Records from a dataset>
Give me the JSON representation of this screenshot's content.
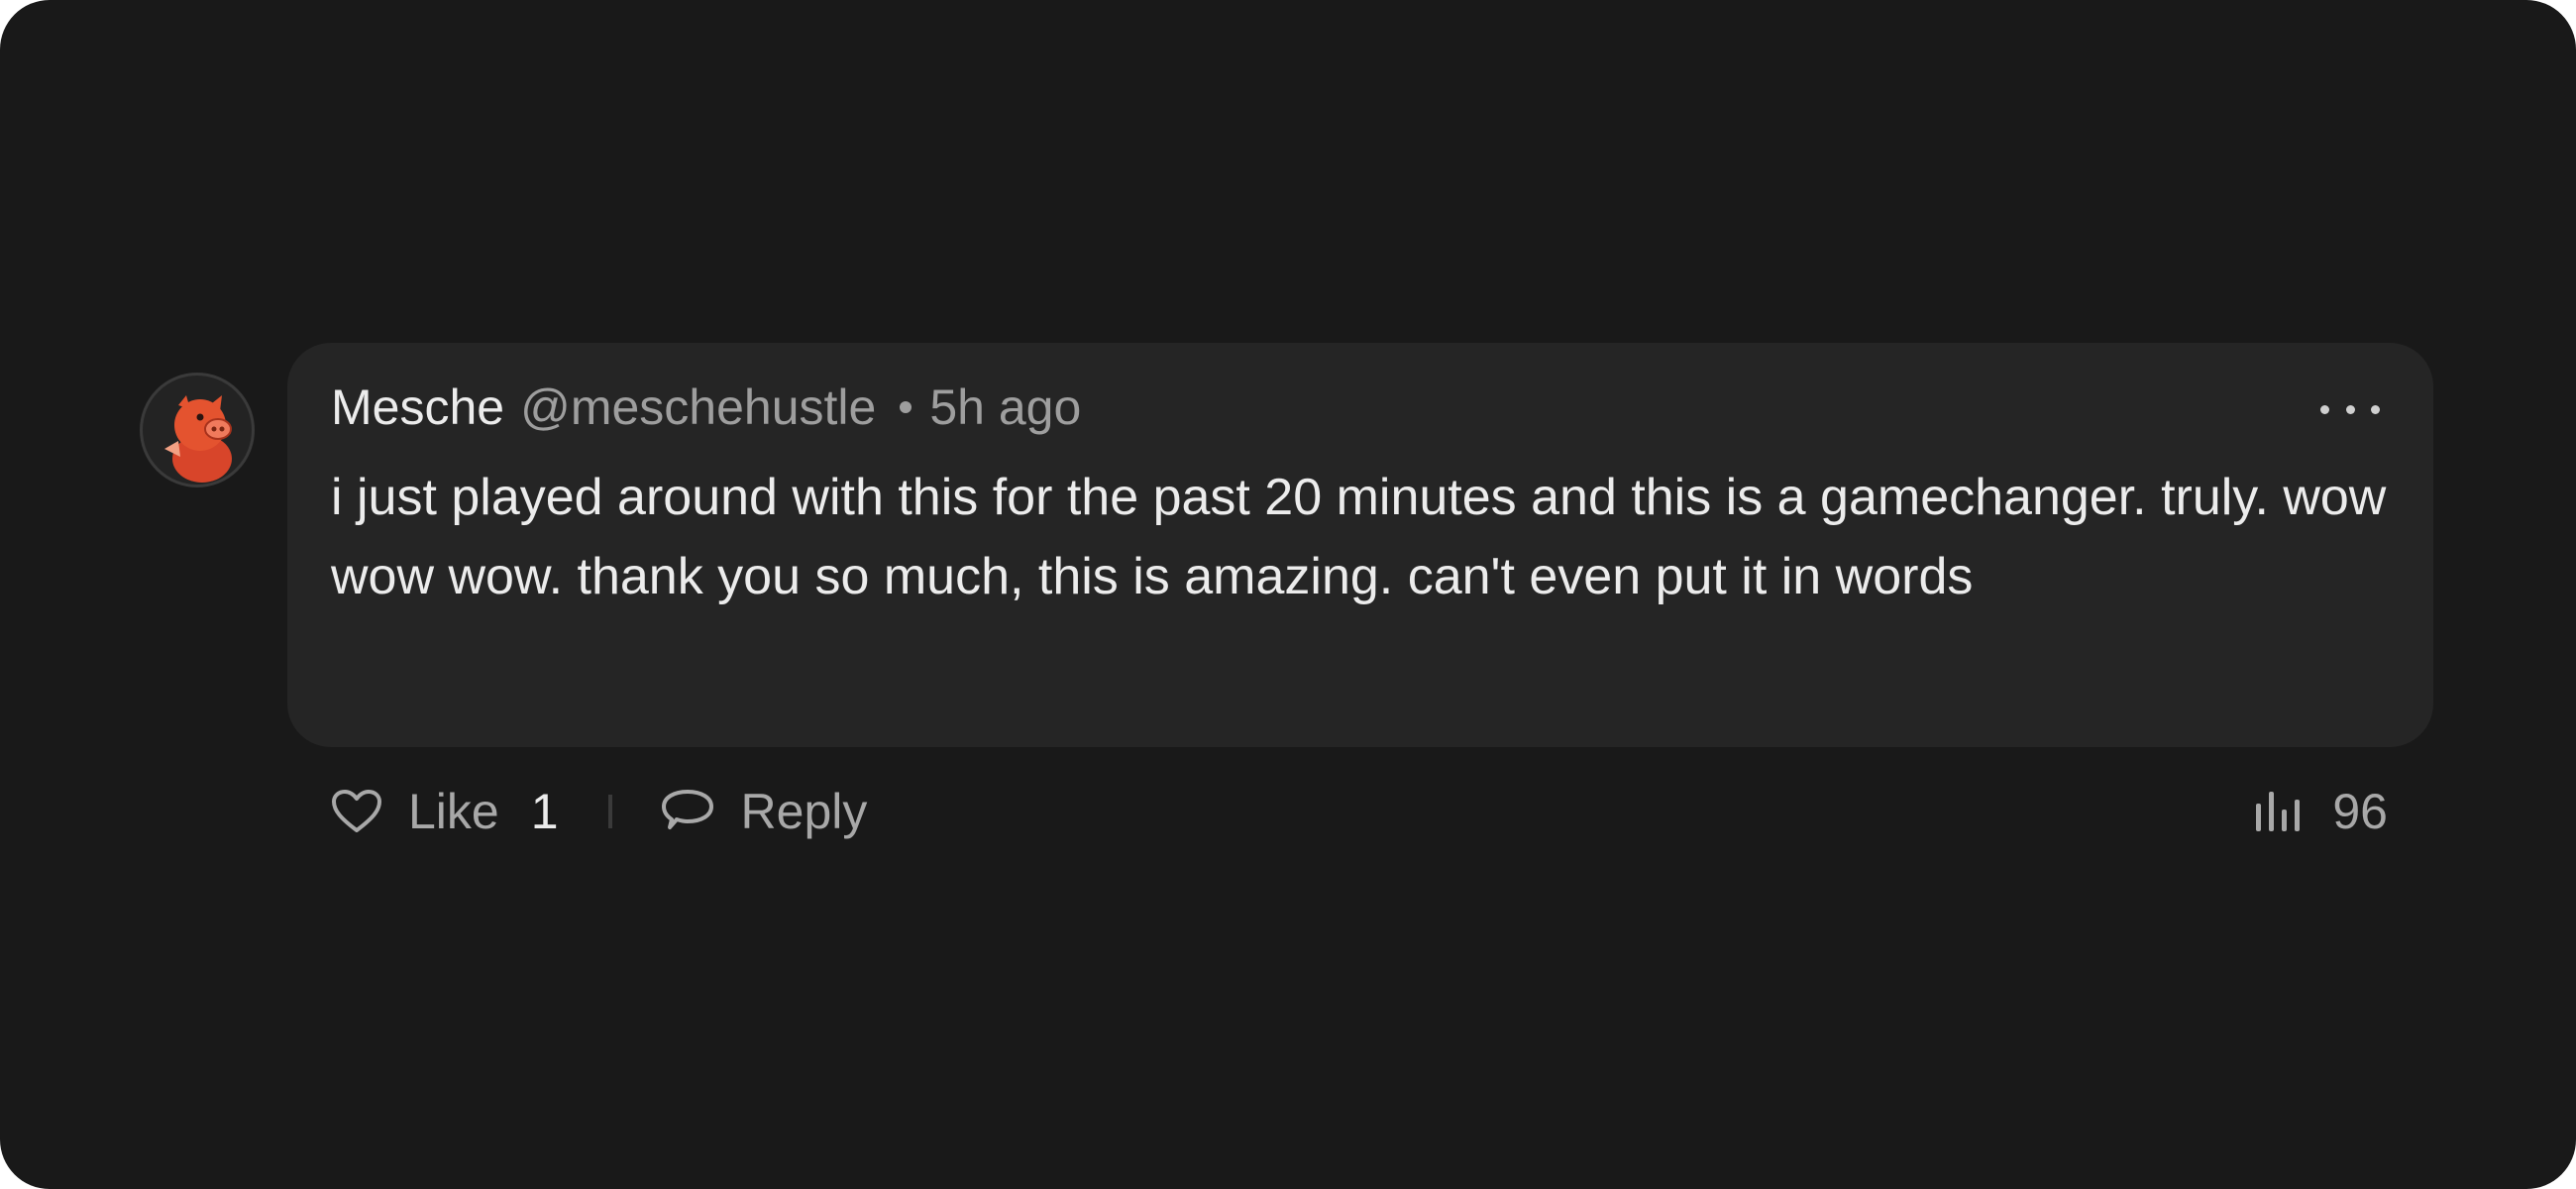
{
  "comment": {
    "author_name": "Mesche",
    "author_handle": "@meschehustle",
    "timestamp": "5h ago",
    "body": "i just played around with this for the past 20 minutes and this is a gamechanger. truly. wow wow wow. thank you so much, this is amazing. can't even put it in words",
    "avatar_icon": "pig-avatar-icon",
    "more_icon": "more-options-icon"
  },
  "actions": {
    "like_label": "Like",
    "like_count": "1",
    "like_icon": "heart-icon",
    "reply_label": "Reply",
    "reply_icon": "speech-bubble-icon",
    "views_count": "96",
    "views_icon": "bar-chart-icon"
  },
  "colors": {
    "background": "#191919",
    "bubble": "#252525",
    "primary_text": "#ececec",
    "secondary_text": "#9e9e9e",
    "avatar_accent": "#e4532f"
  }
}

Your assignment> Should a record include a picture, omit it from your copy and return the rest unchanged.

Solution to the problem>
Give me the JSON representation of this screenshot's content.
{
  "comment": {
    "author_name": "Mesche",
    "author_handle": "@meschehustle",
    "timestamp": "5h ago",
    "body": "i just played around with this for the past 20 minutes and this is a gamechanger. truly. wow wow wow. thank you so much, this is amazing. can't even put it in words",
    "avatar_icon": "pig-avatar-icon",
    "more_icon": "more-options-icon"
  },
  "actions": {
    "like_label": "Like",
    "like_count": "1",
    "like_icon": "heart-icon",
    "reply_label": "Reply",
    "reply_icon": "speech-bubble-icon",
    "views_count": "96",
    "views_icon": "bar-chart-icon"
  },
  "colors": {
    "background": "#191919",
    "bubble": "#252525",
    "primary_text": "#ececec",
    "secondary_text": "#9e9e9e",
    "avatar_accent": "#e4532f"
  }
}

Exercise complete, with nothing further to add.